Within Troubled Blood, there are a fair few topics of discussion that crop up; Toxic and predatory masculinity. Can really trust those in a position we feel we automatically should – Dr’s, Nurses, etc. How care to the vulnerable can easily be abused and overlooked. People are not being all they first appear. These all make for great talking points beyond the book and within, they are handled with care. Not once did these positions come from a hateful place and worked seamlessly within the parameters of the story. They helped to misdirect the reader from the overall conclusion, bringing them back around to consider other possibilities on Margot Bamboroughs whereabouts. Another gripe I have with these books is in how the reveal is usually done; with the antagonist dumping everything in a bad-guy monologue. I had the feeling this was going to be how the case came to its resolution and it felt unrewarding.
A very long book that will appeal to fans of the series in terms of case and character relationships. A well-crafted who-dun-it that’s sadly hindered by a bit too much bloat. Frustrating main characters in terms of their personal lives, but generally well written-story with plenty of misdirection to keep the reader guessing.
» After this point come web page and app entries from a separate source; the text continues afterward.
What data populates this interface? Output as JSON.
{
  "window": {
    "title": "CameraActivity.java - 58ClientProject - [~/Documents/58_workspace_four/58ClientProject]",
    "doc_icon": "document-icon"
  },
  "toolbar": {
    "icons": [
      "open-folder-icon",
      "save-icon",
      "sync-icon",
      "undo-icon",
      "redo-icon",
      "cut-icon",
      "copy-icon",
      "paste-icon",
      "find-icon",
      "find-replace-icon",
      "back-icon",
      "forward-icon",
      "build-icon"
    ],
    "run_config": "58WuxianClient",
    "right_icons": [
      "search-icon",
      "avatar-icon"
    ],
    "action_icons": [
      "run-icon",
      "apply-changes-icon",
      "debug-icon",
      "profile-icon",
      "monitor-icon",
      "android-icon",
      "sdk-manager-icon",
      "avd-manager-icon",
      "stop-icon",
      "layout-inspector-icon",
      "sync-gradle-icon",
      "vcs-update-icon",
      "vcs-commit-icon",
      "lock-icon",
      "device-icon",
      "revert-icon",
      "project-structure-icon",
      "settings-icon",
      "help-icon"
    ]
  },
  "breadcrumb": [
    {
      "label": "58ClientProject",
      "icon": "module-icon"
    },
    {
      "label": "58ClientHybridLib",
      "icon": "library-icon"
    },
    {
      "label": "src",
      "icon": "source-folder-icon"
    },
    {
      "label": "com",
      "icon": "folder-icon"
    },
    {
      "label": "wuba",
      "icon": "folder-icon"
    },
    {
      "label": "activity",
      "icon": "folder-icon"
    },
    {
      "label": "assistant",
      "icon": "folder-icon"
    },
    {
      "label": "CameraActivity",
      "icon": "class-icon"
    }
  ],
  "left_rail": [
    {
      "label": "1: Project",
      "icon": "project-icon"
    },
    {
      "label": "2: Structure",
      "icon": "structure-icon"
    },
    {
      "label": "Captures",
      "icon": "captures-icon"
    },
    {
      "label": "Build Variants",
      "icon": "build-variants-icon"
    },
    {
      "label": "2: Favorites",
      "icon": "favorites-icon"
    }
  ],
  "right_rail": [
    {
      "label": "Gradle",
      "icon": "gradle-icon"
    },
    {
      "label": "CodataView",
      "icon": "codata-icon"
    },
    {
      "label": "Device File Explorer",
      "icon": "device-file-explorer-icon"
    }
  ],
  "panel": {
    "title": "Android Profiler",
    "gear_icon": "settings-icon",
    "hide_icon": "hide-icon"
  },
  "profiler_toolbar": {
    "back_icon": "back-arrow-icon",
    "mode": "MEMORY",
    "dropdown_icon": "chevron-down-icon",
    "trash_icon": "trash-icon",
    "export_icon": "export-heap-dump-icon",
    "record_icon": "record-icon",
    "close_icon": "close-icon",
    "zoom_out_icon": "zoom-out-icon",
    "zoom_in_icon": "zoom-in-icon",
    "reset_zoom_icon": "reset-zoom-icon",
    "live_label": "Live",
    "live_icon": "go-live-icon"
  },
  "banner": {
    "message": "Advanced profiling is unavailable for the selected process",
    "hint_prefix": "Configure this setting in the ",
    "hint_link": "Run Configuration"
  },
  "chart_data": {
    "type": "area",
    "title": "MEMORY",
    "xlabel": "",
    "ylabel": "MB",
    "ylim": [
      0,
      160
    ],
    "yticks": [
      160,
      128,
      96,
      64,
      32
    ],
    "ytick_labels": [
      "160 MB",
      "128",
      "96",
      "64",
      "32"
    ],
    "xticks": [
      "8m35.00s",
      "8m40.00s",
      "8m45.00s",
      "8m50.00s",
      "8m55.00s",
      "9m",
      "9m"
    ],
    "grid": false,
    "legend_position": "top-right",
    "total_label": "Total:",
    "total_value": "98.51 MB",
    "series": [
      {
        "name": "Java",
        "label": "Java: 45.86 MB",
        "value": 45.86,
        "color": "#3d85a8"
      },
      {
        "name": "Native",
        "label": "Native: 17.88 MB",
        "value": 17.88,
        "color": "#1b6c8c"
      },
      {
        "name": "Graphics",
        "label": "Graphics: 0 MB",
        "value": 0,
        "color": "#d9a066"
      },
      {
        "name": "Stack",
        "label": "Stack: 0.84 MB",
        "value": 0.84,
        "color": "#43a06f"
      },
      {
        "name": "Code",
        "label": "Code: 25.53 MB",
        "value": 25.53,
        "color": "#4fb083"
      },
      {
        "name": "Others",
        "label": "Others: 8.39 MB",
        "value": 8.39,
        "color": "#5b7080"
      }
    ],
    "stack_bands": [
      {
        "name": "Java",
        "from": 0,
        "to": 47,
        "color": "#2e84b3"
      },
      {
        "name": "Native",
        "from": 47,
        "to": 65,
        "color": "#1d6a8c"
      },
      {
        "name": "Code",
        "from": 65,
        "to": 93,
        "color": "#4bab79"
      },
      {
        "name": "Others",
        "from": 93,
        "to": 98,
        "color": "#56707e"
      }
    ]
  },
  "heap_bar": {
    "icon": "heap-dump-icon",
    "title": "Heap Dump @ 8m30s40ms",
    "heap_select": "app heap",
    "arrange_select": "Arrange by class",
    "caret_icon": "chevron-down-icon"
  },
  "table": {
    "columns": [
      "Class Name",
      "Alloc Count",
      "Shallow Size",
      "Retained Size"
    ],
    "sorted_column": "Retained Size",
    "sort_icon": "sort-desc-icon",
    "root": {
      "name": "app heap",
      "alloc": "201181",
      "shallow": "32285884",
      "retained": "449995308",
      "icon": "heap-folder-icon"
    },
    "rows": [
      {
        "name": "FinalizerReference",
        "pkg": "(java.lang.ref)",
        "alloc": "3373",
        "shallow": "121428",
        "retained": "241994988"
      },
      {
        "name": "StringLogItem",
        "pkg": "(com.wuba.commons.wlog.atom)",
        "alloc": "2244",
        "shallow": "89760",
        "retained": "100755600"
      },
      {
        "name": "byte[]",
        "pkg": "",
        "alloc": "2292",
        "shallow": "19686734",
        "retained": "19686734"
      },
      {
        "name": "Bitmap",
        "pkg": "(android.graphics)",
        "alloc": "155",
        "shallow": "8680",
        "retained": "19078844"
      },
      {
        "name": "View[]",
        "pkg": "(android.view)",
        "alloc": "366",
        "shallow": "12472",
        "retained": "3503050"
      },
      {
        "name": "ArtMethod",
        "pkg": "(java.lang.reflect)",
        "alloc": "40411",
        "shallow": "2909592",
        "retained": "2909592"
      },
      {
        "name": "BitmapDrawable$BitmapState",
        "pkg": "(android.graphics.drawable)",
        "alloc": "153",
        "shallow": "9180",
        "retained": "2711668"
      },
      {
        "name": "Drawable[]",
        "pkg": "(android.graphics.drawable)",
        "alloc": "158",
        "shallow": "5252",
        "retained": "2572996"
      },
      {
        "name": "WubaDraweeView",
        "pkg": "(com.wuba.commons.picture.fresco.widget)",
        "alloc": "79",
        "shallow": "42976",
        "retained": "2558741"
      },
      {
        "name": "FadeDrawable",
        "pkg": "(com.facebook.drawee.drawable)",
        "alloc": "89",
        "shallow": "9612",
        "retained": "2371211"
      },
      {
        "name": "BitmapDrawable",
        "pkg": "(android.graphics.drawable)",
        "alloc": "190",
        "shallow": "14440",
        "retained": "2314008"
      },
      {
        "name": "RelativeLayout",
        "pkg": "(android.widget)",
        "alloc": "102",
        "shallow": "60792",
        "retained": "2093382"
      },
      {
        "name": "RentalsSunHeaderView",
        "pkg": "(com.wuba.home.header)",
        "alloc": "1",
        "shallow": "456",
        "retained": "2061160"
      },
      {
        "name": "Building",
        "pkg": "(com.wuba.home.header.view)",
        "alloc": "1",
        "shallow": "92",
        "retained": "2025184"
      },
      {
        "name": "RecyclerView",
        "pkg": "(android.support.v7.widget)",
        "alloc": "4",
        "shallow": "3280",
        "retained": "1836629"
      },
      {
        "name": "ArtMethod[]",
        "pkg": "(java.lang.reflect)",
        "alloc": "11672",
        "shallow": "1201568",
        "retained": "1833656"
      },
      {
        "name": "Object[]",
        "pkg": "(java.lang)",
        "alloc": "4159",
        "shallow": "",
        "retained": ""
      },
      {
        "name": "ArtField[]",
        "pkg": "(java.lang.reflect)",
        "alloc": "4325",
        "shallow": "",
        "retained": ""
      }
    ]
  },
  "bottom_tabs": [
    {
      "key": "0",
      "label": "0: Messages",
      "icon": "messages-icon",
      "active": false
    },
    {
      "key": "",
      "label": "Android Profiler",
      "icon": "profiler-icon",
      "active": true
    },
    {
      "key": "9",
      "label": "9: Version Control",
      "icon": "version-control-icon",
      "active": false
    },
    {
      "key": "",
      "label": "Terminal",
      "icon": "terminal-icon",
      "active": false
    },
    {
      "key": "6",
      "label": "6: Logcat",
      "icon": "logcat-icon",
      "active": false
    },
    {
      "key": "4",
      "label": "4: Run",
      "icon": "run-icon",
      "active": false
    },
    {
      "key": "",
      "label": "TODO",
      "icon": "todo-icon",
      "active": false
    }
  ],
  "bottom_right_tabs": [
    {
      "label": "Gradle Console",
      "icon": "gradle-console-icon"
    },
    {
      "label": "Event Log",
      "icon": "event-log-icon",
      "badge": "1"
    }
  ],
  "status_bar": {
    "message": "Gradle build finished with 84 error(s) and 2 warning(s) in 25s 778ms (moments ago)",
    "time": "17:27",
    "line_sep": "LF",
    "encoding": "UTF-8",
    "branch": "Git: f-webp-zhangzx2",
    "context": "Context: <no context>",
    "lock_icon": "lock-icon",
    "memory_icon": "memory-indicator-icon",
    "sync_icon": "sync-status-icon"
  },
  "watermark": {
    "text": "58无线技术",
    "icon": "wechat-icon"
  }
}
I first heard about the Cormoran Strike books through the transphobia controversy surrounding this particular book. I read them wondering what all the fuss was about. After reading Troubled Blood, I can honestly say that it was a fuss over nothing! Nothing remotely transphobic is written in this book. Serial Killer Dennis Creed sometimes dressed as a woman to better manipulate his victims into believing he is harmless, that’s all.